DOS Provides Additional Guidance on Presidential Proclamation Suspending H-1, L-1, and J-1 Visa Issu
The Department of State (DOS) has recently provided additional guidance on its interpretation of Presidential Proclamation 10052. As previously reported, this Proclamation suspended visa issuance of new H-1, L-1 and certain J-1s through the end of the year. This new guidance is summarized below:
Through a DOS Twitter account, the Department recently announced that persons who were physically present in the United States on the effective date of the Proclamation, June 24th, would not be subject to the visa suspension if they later depart the country and apply for a new visa in H, L or J status. Guidance on the website of many U.S. consular posts have also been updated to reflect this interpretation.
The DOS appears to have created a blanket “national interest” exemption to both the temporary and permanent visa suspension for spouses and children who are “following to join” a principal applicant already in the United States. This would presumably apply to spouses and children who are outside of the United States, do not already have a dependent H, L or J visa, and are seeking to apply for a new visa to join the principal who is already in the United States in H-1, L-1 or J-1 status.

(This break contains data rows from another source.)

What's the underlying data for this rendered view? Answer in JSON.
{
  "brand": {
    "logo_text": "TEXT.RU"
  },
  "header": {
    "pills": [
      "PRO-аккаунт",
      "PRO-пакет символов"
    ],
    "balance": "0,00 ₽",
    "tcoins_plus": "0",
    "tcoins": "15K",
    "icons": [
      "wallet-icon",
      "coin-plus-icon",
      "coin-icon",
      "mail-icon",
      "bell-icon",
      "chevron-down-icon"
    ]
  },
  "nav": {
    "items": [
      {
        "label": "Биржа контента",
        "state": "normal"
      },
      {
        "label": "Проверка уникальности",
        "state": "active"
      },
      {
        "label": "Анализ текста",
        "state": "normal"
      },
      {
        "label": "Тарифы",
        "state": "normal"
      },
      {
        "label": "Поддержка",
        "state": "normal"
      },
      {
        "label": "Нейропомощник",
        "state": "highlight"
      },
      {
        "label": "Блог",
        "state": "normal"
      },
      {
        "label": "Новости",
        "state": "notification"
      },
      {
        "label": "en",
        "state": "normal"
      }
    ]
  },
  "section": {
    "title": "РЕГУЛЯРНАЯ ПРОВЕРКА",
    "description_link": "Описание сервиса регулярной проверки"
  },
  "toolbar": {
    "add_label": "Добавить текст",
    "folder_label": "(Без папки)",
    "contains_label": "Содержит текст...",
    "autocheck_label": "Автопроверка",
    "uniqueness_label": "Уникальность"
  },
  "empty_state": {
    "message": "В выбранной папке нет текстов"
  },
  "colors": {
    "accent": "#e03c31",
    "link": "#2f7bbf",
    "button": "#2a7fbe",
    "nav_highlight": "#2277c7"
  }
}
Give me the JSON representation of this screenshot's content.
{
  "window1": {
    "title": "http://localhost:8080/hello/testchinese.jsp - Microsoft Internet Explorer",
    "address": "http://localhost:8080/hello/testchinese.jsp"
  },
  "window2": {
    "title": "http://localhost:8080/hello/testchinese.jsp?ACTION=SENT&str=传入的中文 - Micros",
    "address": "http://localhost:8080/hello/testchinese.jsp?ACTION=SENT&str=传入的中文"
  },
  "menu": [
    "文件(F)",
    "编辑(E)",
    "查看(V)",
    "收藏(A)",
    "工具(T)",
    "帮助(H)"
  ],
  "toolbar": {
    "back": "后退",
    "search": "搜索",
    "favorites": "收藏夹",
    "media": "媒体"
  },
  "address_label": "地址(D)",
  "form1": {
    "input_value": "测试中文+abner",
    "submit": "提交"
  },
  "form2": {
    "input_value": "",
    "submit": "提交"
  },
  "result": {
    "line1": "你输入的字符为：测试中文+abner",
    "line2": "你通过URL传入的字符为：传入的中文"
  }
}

While these announcements from the Department of State appear favorable, we continue to advise persons who are present in the United States in H-1, L-1 or J-1 status, including family members in dependent status, to avoid departing the United States at the present time. In case of unavoidable international travel, we recommend contacting our office before finalizing travel plans. We note that most U.S. embassies and consulates are still closed for routine visa processing for H-1, L-1 and J-1 classifications. We will not know for certain how the U.S. consulates or embassies abroad will actually apply the restrictions of the Proclamation in practice, until these services are resumed. The Trump administration may also impose new restrictions in the future, which would prevent foreign nationals who leave the country from reentering.